App and web page records
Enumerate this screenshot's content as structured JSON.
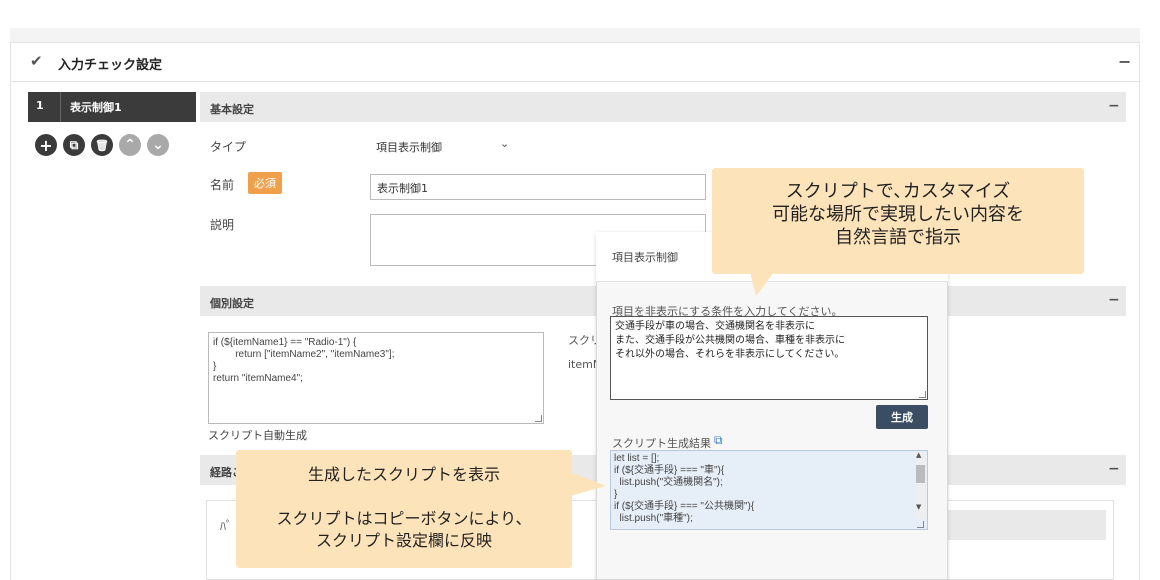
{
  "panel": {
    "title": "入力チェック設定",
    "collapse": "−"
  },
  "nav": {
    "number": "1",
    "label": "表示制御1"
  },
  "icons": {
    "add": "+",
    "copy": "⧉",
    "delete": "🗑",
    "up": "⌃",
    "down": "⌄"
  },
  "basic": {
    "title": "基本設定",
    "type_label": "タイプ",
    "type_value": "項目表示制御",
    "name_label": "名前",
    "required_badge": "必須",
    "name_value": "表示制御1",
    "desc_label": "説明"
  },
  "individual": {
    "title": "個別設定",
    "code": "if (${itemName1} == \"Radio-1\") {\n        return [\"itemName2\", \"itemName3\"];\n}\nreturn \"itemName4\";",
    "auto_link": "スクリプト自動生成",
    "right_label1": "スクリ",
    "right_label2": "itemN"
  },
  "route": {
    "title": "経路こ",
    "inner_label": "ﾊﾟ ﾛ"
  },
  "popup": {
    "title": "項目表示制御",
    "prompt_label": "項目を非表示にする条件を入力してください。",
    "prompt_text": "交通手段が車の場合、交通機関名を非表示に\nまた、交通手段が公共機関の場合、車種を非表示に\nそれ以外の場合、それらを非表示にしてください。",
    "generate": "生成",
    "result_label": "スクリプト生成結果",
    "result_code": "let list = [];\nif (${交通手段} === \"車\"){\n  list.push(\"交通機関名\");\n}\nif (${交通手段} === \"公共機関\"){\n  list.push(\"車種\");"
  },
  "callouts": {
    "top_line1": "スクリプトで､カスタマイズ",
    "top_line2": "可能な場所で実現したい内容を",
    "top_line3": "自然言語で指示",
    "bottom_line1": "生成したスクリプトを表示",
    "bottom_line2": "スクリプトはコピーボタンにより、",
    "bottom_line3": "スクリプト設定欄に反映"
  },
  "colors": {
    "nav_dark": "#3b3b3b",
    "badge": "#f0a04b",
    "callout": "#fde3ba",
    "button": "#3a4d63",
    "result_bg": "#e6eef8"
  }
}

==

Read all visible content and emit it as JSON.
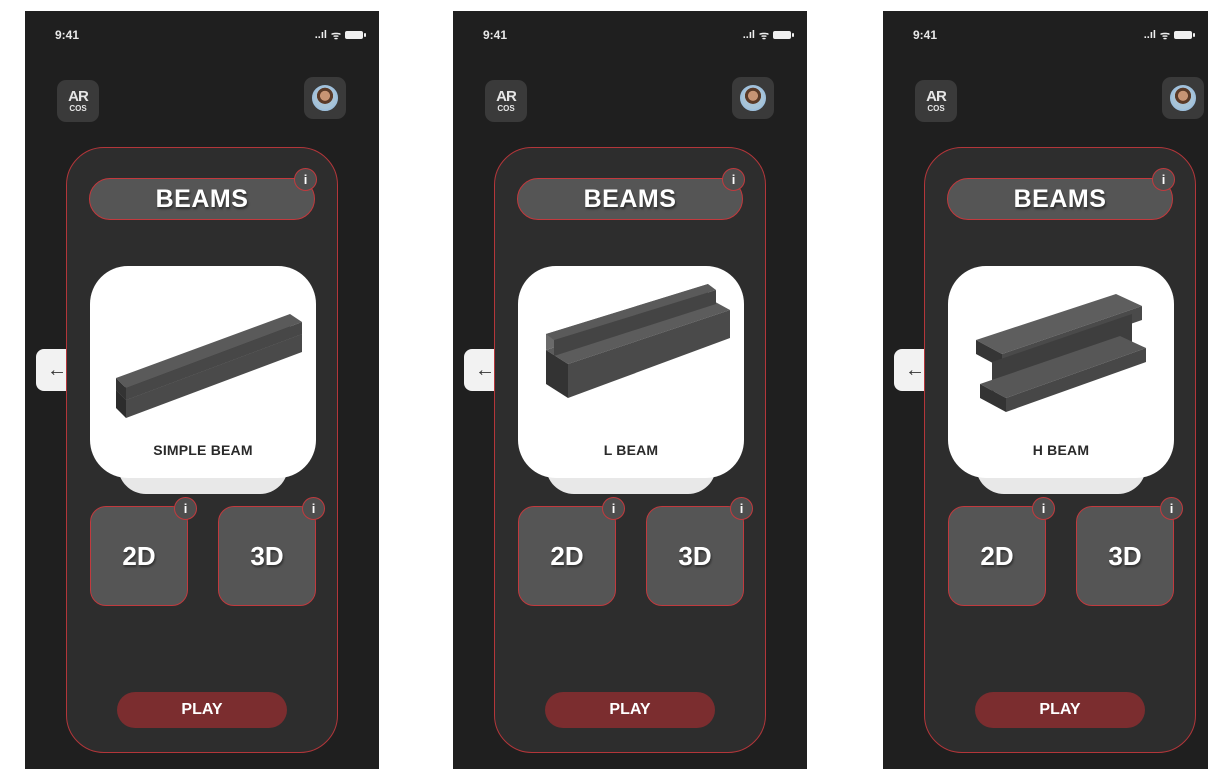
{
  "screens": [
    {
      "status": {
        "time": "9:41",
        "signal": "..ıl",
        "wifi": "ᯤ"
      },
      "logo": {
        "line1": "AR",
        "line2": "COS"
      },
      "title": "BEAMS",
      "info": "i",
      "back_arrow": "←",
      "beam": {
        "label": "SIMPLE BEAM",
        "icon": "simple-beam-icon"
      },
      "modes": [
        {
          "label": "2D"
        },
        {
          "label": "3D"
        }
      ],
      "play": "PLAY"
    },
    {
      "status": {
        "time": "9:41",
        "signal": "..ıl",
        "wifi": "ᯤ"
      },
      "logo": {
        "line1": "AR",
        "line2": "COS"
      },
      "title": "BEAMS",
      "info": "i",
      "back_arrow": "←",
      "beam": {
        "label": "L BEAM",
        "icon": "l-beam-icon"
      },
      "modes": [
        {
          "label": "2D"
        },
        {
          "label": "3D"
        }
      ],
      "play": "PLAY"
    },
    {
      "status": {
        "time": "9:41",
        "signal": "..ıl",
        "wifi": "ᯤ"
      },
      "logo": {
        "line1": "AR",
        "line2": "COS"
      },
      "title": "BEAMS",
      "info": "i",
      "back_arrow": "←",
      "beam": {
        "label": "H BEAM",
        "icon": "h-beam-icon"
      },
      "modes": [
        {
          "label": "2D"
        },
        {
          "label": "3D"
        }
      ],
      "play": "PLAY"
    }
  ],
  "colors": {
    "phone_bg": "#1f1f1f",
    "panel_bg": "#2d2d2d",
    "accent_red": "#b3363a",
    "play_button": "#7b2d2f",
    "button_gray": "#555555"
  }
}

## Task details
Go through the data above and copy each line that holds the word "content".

## Reply
Enumerate this screenshot's content as structured JSON.
Read all visible content and emit it as JSON.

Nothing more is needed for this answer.